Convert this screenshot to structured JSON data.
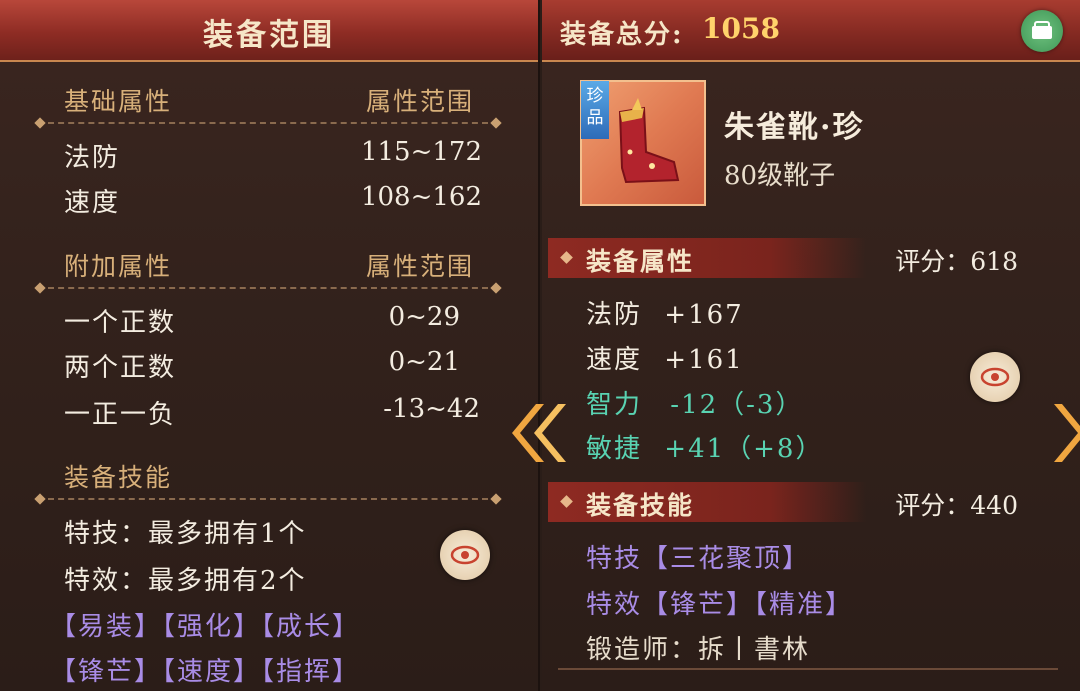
{
  "left_panel": {
    "title": "装备范围",
    "base_section": {
      "label": "基础属性",
      "range_label": "属性范围",
      "rows": [
        {
          "name": "法防",
          "range": "115~172"
        },
        {
          "name": "速度",
          "range": "108~162"
        }
      ]
    },
    "extra_section": {
      "label": "附加属性",
      "range_label": "属性范围",
      "rows": [
        {
          "name": "一个正数",
          "range": "0~29"
        },
        {
          "name": "两个正数",
          "range": "0~21"
        },
        {
          "name": "一正一负",
          "range": "-13~42"
        }
      ]
    },
    "skill_section": {
      "label": "装备技能",
      "stunt_line": "特技：最多拥有1个",
      "effect_line": "特效：最多拥有2个",
      "effect_tags_row1": "【易装】【强化】【成长】",
      "effect_tags_row2": "【锋芒】【速度】【指挥】"
    }
  },
  "right_panel": {
    "total_score_label": "装备总分:",
    "total_score_value": "1058",
    "item": {
      "rarity": "珍品",
      "name": "朱雀靴·珍",
      "type": "80级靴子"
    },
    "attr_section": {
      "label": "装备属性",
      "score": "评分：618",
      "stats": [
        {
          "name": "法防",
          "value": "+167"
        },
        {
          "name": "速度",
          "value": "+161"
        },
        {
          "name": "智力",
          "value": "-12（-3）"
        },
        {
          "name": "敏捷",
          "value": "+41（+8）"
        }
      ]
    },
    "skill_section": {
      "label": "装备技能",
      "score": "评分：440",
      "stunt": "特技【三花聚顶】",
      "effect": "特效【锋芒】【精准】",
      "smith": "锻造师：拆丨書林"
    }
  },
  "colors": {
    "header_red": "#8e2c24",
    "section_label": "#d8b07a",
    "stat_white": "#f3ece0",
    "effect_purple": "#a98ce6",
    "bonus_cyan": "#59d3b2",
    "score_gold": "#ffd36b"
  },
  "icons": {
    "share": "share-icon",
    "view": "eye-icon",
    "nav_left": "double-chevron-left-icon",
    "nav_right": "chevron-right-icon"
  }
}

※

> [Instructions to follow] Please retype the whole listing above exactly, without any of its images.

> [Your solution]
Convert this screenshot to structured JSON data.
{
  "left_panel": {
    "title": "装备范围",
    "base_section": {
      "label": "基础属性",
      "range_label": "属性范围",
      "rows": [
        {
          "name": "法防",
          "range": "115~172"
        },
        {
          "name": "速度",
          "range": "108~162"
        }
      ]
    },
    "extra_section": {
      "label": "附加属性",
      "range_label": "属性范围",
      "rows": [
        {
          "name": "一个正数",
          "range": "0~29"
        },
        {
          "name": "两个正数",
          "range": "0~21"
        },
        {
          "name": "一正一负",
          "range": "-13~42"
        }
      ]
    },
    "skill_section": {
      "label": "装备技能",
      "stunt_line": "特技：最多拥有1个",
      "effect_line": "特效：最多拥有2个",
      "effect_tags_row1": "【易装】【强化】【成长】",
      "effect_tags_row2": "【锋芒】【速度】【指挥】"
    }
  },
  "right_panel": {
    "total_score_label": "装备总分:",
    "total_score_value": "1058",
    "item": {
      "rarity": "珍品",
      "name": "朱雀靴·珍",
      "type": "80级靴子"
    },
    "attr_section": {
      "label": "装备属性",
      "score": "评分：618",
      "stats": [
        {
          "name": "法防",
          "value": "+167"
        },
        {
          "name": "速度",
          "value": "+161"
        },
        {
          "name": "智力",
          "value": "-12（-3）"
        },
        {
          "name": "敏捷",
          "value": "+41（+8）"
        }
      ]
    },
    "skill_section": {
      "label": "装备技能",
      "score": "评分：440",
      "stunt": "特技【三花聚顶】",
      "effect": "特效【锋芒】【精准】",
      "smith": "锻造师：拆丨書林"
    }
  },
  "colors": {
    "header_red": "#8e2c24",
    "section_label": "#d8b07a",
    "stat_white": "#f3ece0",
    "effect_purple": "#a98ce6",
    "bonus_cyan": "#59d3b2",
    "score_gold": "#ffd36b"
  },
  "icons": {
    "share": "share-icon",
    "view": "eye-icon",
    "nav_left": "double-chevron-left-icon",
    "nav_right": "chevron-right-icon"
  }
}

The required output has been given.